“Pork belly ssam is a really popular Korean dish,” explains Joo, “‘ssam’ means ‘wrapped’ in Korean because the pork is wrapped in a lettuce leaf.” Joo marinates Suffolk pork belly in a sweet-salty sauce packed with garlic, ginger, apple and soy sauce, ready to be pan-fried until caramelised. The sticky pork belly pieces are then nestled into crunchy gem lettuce cups along with housemade, umami-rich, Korean dipping sauce ssamjang and tangy pickled mooli – “you eat it all in one bite and it’s a bombshell of flavour!”

For his soy-marinated eggs, Joo steeps soft-boiled eggs in a soy and ginger marinade for 48 hours, then serves them with sautéed hispi cabbage – “the combination of salty soy and rich egg yolk with the cabbage and rice is amazing”, he says.

There’s also a rich and spicy, home-style chicken stew dak doritang and a sweeter vermicelli noodle japche – “a traditional vegetable stir-fry dish that’s always served at special occasions in Korea”.

Finally, no Korean meal is complete without rice and kimchi. “We’re serving a fresh kimchi salad called geotjeori. It’s more of a salted cabbage salad than a fermented kimchi,” explains Joo, “it’s lighter and fresher, so it pairs well with meat dishes.”

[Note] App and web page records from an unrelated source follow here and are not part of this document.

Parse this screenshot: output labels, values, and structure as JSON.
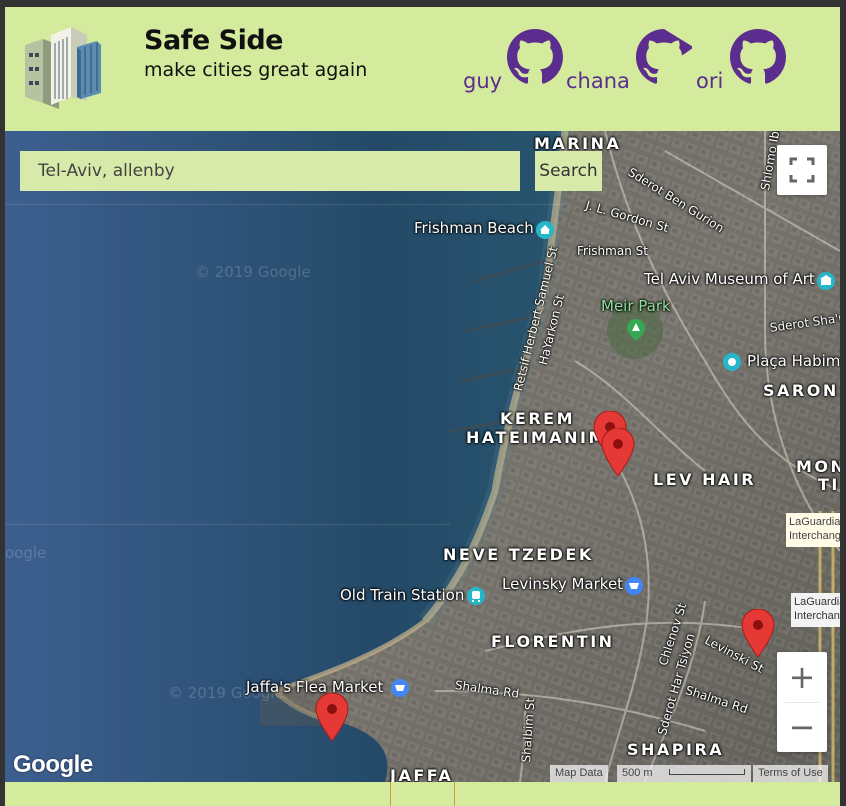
{
  "app": {
    "title": "Safe Side",
    "subtitle": "make cities great again"
  },
  "authors": [
    {
      "name": "guy",
      "icon": "github-icon"
    },
    {
      "name": "chana",
      "icon": "github-icon"
    },
    {
      "name": "ori",
      "icon": "github-icon"
    }
  ],
  "search": {
    "value": "Tel-Aviv, allenby",
    "button_label": "Search"
  },
  "map": {
    "watermark": "© 2019 Google",
    "watermark_partial": "oogle",
    "districts": [
      "MARINA",
      "KEREM",
      "HATEIMANIM",
      "LEV HAIR",
      "NEVE TZEDEK",
      "FLORENTIN",
      "SHAPIRA",
      "JAFFA",
      "SARON",
      "MON",
      "TI"
    ],
    "places": {
      "frishman_beach": "Frishman Beach",
      "meir_park": "Meir Park",
      "museum": "Tel Aviv Museum of Art",
      "plaza": "Plaça Habima",
      "old_train": "Old Train Station",
      "levinsky_market": "Levinsky Market",
      "flea_market": "Jaffa's Flea Market",
      "laguardia1": "LaGuardia Interchange",
      "laguardia2": "LaGuardia Interchange"
    },
    "streets": {
      "ben_gurion": "Sderot Ben Gurion",
      "gordon": "J. L. Gordon St",
      "frishman": "Frishman St",
      "samuel": "Retsif Herbert Samuel St",
      "hayarkon": "HaYarkon St",
      "shlomo": "Shlomo Ibn",
      "shaul": "Sderot Sha'ul",
      "chlenov": "Chlenov St",
      "har_tsiyon": "Sderot Har Tsiyon",
      "levinski": "Levinski St",
      "shalma1": "Shalma Rd",
      "shalma2": "Shalma Rd",
      "shalbim": "Shalbim St"
    },
    "markers_count": 4
  },
  "controls": {
    "zoom_in": "+",
    "zoom_out": "−",
    "fullscreen_icon": "fullscreen-icon"
  },
  "footer": {
    "google": "Google",
    "map_data": "Map Data",
    "scale": "500 m",
    "terms": "Terms of Use"
  },
  "colors": {
    "header_bg": "#d4ea9c",
    "author_text": "#5b2d8e",
    "marker": "#e53935"
  }
}
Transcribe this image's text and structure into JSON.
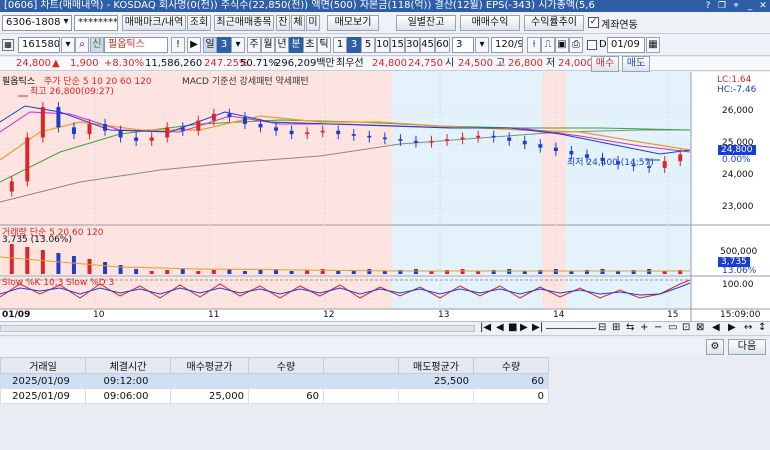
{
  "window": {
    "title": "[0606] 차트(매매내역) - KOSDAQ 회사명(0(전)) 주식수(22,850(천)) 액면(500) 자본금(118(억)) 결산(12월) EPS(-343) 시가총액(5,6",
    "icons": [
      "question-icon",
      "restore-icon",
      "pin-icon",
      "minimize-icon",
      "close-icon"
    ]
  },
  "toolbar1": {
    "code": "6306-1808",
    "password": "********",
    "buttons": [
      "매매마크/내역",
      "조회",
      "최근매매종목",
      "잔",
      "체",
      "미",
      "매모보기",
      "일별잔고",
      "매매수익",
      "수익률추이"
    ],
    "account_check": "계좌연동"
  },
  "toolbar2": {
    "stock_code": "161580",
    "stock_name": "필옵틱스",
    "period_label": "일",
    "period_num": "3",
    "periods": [
      "주",
      "월",
      "년",
      "분",
      "초",
      "틱"
    ],
    "minutes": [
      "1",
      "3",
      "5",
      "10",
      "15",
      "30",
      "45",
      "60"
    ],
    "count": "3",
    "range": "120/900",
    "date_field": "01/09"
  },
  "price": {
    "current": "24,800",
    "change": "1,900",
    "change_pct": "+8.30%",
    "volume": "11,586,260",
    "turnover": "247.25%",
    "ratio": "50.71%",
    "amount": "296,209백만",
    "bid_label": "최우선",
    "bid1": "24,800",
    "bid2": "24,750",
    "open_label": "시",
    "open": "24,500",
    "high_label": "고",
    "high": "26,800",
    "low_label": "저",
    "low": "24,000",
    "buy_btn": "매수",
    "sell_btn": "매도"
  },
  "chart": {
    "legend_main": "필옵틱스",
    "legend_ma": "주가 단순 5 10 20 60 120",
    "legend_macd": "MACD 기준선 강세패턴 약세패턴",
    "high_annot": "최고 26,800(09:27)",
    "low_annot": "최저 24,400 (14:57)",
    "lc": "LC:1.64",
    "hc": "HC:-7.46",
    "y_ticks": [
      "26,000",
      "25,000",
      "24,000",
      "23,000"
    ],
    "price_tag": "24,800",
    "pct_tag": "0.00%",
    "vol_legend": "거래량 단순 5 20 60 120",
    "vol_note": "3,735 (13.06%)",
    "vol_ticks": [
      "500,000"
    ],
    "vol_tag": "3,735",
    "vol_pct_tag": "13.06%",
    "stoch_legend": "Slow %K 10,3  Slow %D 3",
    "stoch_tick": "100.00",
    "x_labels": [
      "01/09",
      "10",
      "11",
      "12",
      "13",
      "14",
      "15"
    ],
    "time_label": "15:09:00"
  },
  "chart_data": {
    "type": "candlestick",
    "series": [
      {
        "name": "close",
        "values": [
          24000,
          25300,
          26200,
          25600,
          25400,
          25700,
          25500,
          25300,
          25200,
          25300,
          25600,
          25500,
          25800,
          26000,
          25900,
          25700,
          25600,
          25500,
          25400,
          25450,
          25500,
          25400,
          25350,
          25300,
          25250,
          25200,
          25150,
          25200,
          25250,
          25300,
          25350,
          25300,
          25200,
          25100,
          25000,
          24900,
          24800,
          24700,
          24600,
          24500,
          24450,
          24400,
          24600,
          24800
        ]
      }
    ],
    "ylim": [
      22800,
      27000
    ]
  },
  "bottom": {
    "next_btn": "다음",
    "headers": [
      "거래일",
      "체결시간",
      "매수평균가",
      "수량",
      "",
      "매도평균가",
      "수량"
    ],
    "rows": [
      {
        "date": "2025/01/09",
        "time": "09:12:00",
        "buy_avg": "",
        "buy_qty": "",
        "blank": "",
        "sell_avg": "25,500",
        "sell_qty": "60"
      },
      {
        "date": "2025/01/09",
        "time": "09:06:00",
        "buy_avg": "25,000",
        "buy_qty": "60",
        "blank": "",
        "sell_avg": "",
        "sell_qty": "0"
      }
    ]
  }
}
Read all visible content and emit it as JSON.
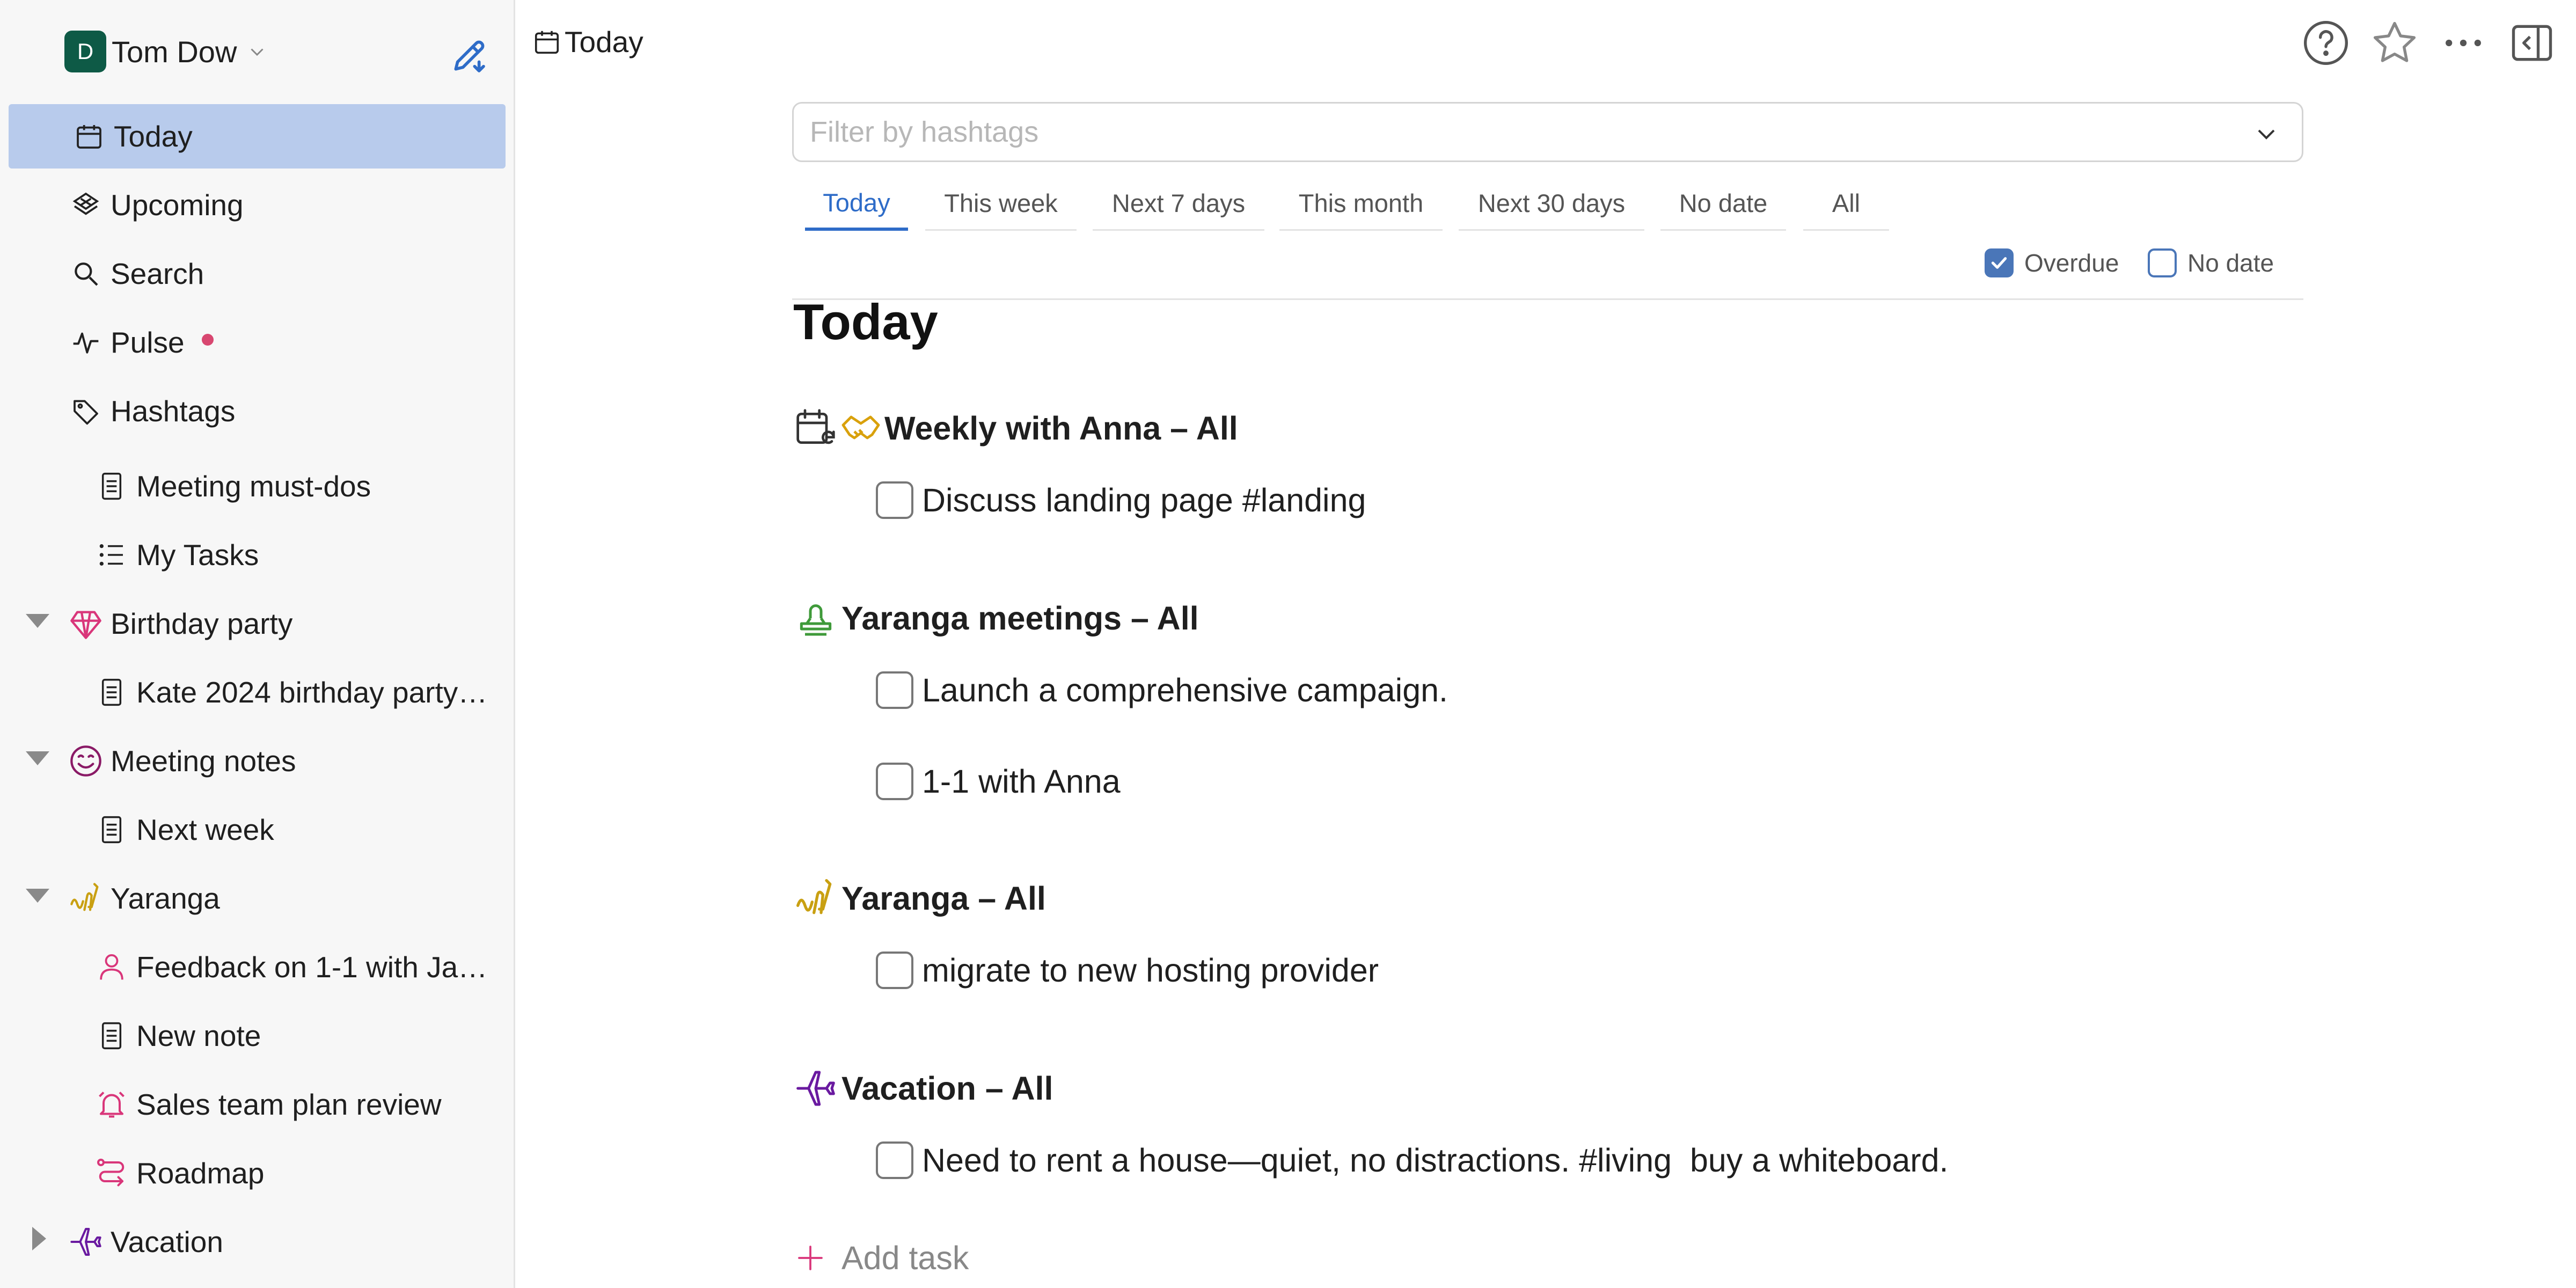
{
  "colors": {
    "accent": "#2e6cc8",
    "active_bg": "#b8cbec",
    "avatar_bg": "#0e5a46",
    "pulse_dot": "#d84770",
    "birthday_icon": "#d9367a",
    "meeting_icon": "#8a1a66",
    "yaranga_icon": "#c9a012",
    "vacation_icon": "#6a1aa0",
    "stamp_icon": "#3f9a3a"
  },
  "account": {
    "avatar_letter": "D",
    "name": "Tom Dow",
    "icon": "chevron-down-icon"
  },
  "sidebar": {
    "new_note_icon": "pencil-edit-icon",
    "items": [
      {
        "label": "Today",
        "icon": "calendar-icon",
        "active": true
      },
      {
        "label": "Upcoming",
        "icon": "upcoming-icon"
      },
      {
        "label": "Search",
        "icon": "search-icon"
      },
      {
        "label": "Pulse",
        "icon": "pulse-icon",
        "has_dot": true
      },
      {
        "label": "Hashtags",
        "icon": "tag-icon"
      },
      {
        "label": "Meeting must-dos",
        "icon": "note-icon"
      },
      {
        "label": "My Tasks",
        "icon": "list-icon"
      },
      {
        "label": "Birthday party",
        "icon": "gem-icon",
        "expanded": true
      },
      {
        "label": "Kate 2024 birthday party…",
        "icon": "note-icon"
      },
      {
        "label": "Meeting notes",
        "icon": "smile-icon",
        "expanded": true
      },
      {
        "label": "Next week",
        "icon": "note-icon"
      },
      {
        "label": "Yaranga",
        "icon": "yaranga-icon",
        "expanded": true
      },
      {
        "label": "Feedback on 1-1 with Ja…",
        "icon": "person-icon"
      },
      {
        "label": "New note",
        "icon": "note-icon"
      },
      {
        "label": "Sales team plan review",
        "icon": "bell-icon"
      },
      {
        "label": "Roadmap",
        "icon": "route-icon"
      },
      {
        "label": "Vacation",
        "icon": "plane-icon",
        "expanded": false
      }
    ]
  },
  "topbar": {
    "title": "Today",
    "icons": [
      "help-icon",
      "star-icon",
      "more-icon",
      "sidebar-toggle-icon"
    ]
  },
  "main": {
    "filter": {
      "placeholder": "Filter by hashtags",
      "value": ""
    },
    "tabs": [
      {
        "label": "Today",
        "active": true
      },
      {
        "label": "This week"
      },
      {
        "label": "Next 7 days"
      },
      {
        "label": "This month"
      },
      {
        "label": "Next 30 days"
      },
      {
        "label": "No date"
      },
      {
        "label": "All"
      }
    ],
    "toggles": {
      "overdue": {
        "label": "Overdue",
        "checked": true
      },
      "nodate": {
        "label": "No date",
        "checked": false
      }
    },
    "heading": "Today",
    "groups": [
      {
        "title": "Weekly with Anna – All",
        "icons": [
          "recurring-calendar-icon",
          "handshake-icon"
        ],
        "tasks": [
          "Discuss landing page #landing"
        ]
      },
      {
        "title": "Yaranga meetings – All",
        "icons": [
          "stamp-icon"
        ],
        "tasks": [
          "Launch a comprehensive campaign.",
          "1-1 with Anna"
        ]
      },
      {
        "title": "Yaranga – All",
        "icons": [
          "yaranga-icon"
        ],
        "tasks": [
          "migrate to new hosting provider"
        ]
      },
      {
        "title": "Vacation – All",
        "icons": [
          "plane-icon"
        ],
        "tasks": [
          "Need to rent a house—quiet, no distractions. #living  buy a whiteboard."
        ]
      }
    ],
    "add_task_label": "Add task"
  }
}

Closing the menu, a warming Korean green and roasted rice tea is served with house-made chocolate truffles, filled with Cálong’s yuja marmalade. “Yuja is a Korean citrus fruit, a little like Japanese yuzu,” Joo explains.